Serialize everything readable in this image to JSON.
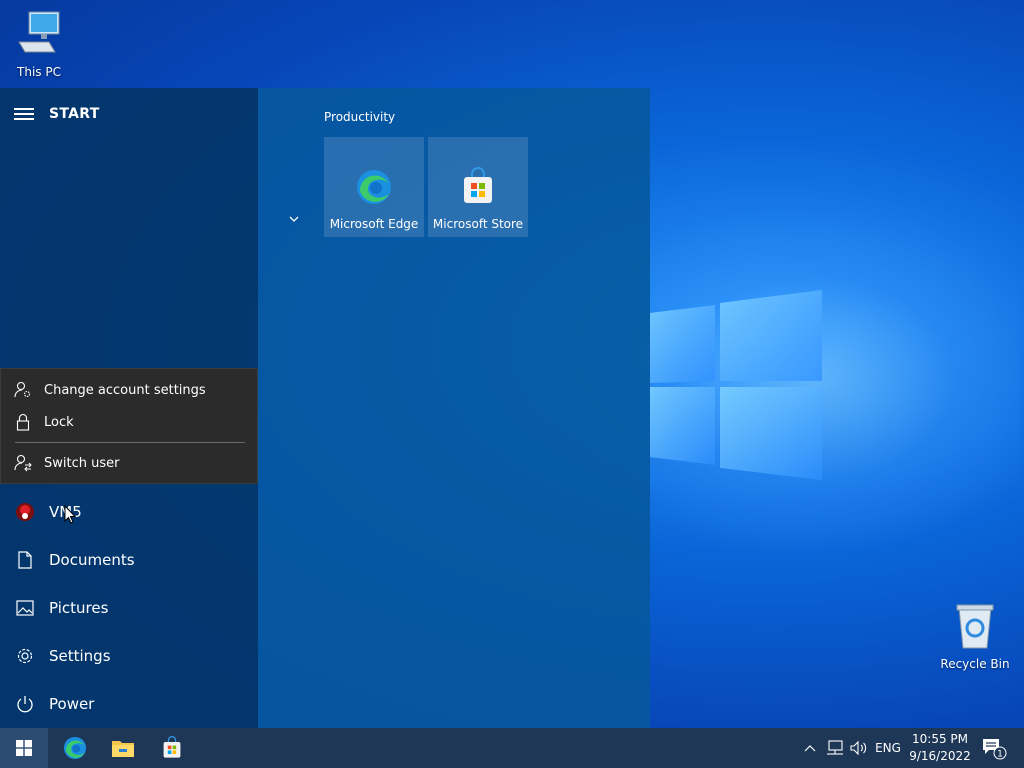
{
  "desktop": {
    "icons": [
      {
        "label": "This PC",
        "icon": "computer-icon"
      },
      {
        "label": "Recycle Bin",
        "icon": "recycle-bin-icon"
      }
    ]
  },
  "start": {
    "title": "START",
    "flyout": {
      "items": [
        {
          "label": "Change account settings",
          "icon": "user-settings-icon"
        },
        {
          "label": "Lock",
          "icon": "lock-icon"
        },
        {
          "label": "Switch user",
          "icon": "switch-user-icon"
        }
      ]
    },
    "nav": [
      {
        "label": "VM5",
        "icon": "user-avatar-icon"
      },
      {
        "label": "Documents",
        "icon": "document-icon"
      },
      {
        "label": "Pictures",
        "icon": "pictures-icon"
      },
      {
        "label": "Settings",
        "icon": "gear-icon"
      },
      {
        "label": "Power",
        "icon": "power-icon"
      }
    ],
    "group": {
      "title": "Productivity",
      "tiles": [
        {
          "label": "Microsoft Edge",
          "icon": "edge-icon"
        },
        {
          "label": "Microsoft Store",
          "icon": "store-icon"
        }
      ]
    }
  },
  "taskbar": {
    "pinned": [
      "start-icon",
      "edge-icon",
      "file-explorer-icon",
      "store-icon"
    ],
    "tray": {
      "language": "ENG",
      "time": "10:55 PM",
      "date": "9/16/2022",
      "notifications_count": "1"
    }
  },
  "colors": {
    "start_left": "#033668",
    "start_right": "#07589e",
    "taskbar": "#1e3757",
    "flyout": "#2b2b2b"
  }
}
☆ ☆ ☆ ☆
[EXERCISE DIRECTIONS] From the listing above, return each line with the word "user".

[WRITTEN RESPONSE]
          "icon": "user-settings-icon"
          "label": "Switch user",
          "icon": "switch-user-icon"
        "icon": "user-avatar-icon"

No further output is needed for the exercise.